◆ Exercise aim:
Report each line below that carries the word "digit".

◆ Task inputs:
BEGIN
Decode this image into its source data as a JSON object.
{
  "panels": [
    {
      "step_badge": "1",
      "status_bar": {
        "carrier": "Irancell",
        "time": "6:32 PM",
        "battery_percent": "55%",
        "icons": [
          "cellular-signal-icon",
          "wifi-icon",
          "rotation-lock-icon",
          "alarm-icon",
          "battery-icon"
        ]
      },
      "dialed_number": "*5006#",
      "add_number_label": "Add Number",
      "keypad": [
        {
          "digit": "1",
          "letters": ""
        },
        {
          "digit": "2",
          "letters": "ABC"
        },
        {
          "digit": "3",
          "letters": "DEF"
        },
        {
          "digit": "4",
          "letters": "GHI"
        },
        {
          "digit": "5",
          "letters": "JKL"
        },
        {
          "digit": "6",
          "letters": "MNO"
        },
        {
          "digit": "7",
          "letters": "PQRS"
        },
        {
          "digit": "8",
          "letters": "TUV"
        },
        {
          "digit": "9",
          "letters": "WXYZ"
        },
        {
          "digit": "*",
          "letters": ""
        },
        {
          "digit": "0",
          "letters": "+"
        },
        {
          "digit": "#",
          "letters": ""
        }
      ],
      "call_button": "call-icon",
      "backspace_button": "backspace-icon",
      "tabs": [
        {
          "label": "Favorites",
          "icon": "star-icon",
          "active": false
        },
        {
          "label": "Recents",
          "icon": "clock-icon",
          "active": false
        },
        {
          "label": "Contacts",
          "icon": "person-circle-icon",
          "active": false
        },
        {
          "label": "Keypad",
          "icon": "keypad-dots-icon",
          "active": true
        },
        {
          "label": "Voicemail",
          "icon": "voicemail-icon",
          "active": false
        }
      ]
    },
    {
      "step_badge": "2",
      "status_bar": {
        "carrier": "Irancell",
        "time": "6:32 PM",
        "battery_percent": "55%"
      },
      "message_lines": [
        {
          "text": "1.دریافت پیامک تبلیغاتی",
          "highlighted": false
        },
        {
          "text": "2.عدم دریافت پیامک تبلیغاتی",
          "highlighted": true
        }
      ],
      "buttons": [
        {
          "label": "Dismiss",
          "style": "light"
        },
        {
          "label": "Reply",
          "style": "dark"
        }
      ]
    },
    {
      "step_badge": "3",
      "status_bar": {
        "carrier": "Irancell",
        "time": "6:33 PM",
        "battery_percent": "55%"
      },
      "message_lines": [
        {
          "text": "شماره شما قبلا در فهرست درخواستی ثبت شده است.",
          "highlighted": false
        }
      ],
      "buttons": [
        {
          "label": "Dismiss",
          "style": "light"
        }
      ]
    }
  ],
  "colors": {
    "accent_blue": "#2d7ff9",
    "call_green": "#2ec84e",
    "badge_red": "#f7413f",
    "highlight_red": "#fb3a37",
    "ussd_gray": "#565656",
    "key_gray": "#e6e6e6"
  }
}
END
◆ Solved exercise:
          "digit": "1",
          "digit": "2",
          "digit": "3",
          "digit": "4",
          "digit": "5",
          "digit": "6",
          "digit": "7",
          "digit": "8",
          "digit": "9",
          "digit": "*",
          "digit": "0",
          "digit": "#",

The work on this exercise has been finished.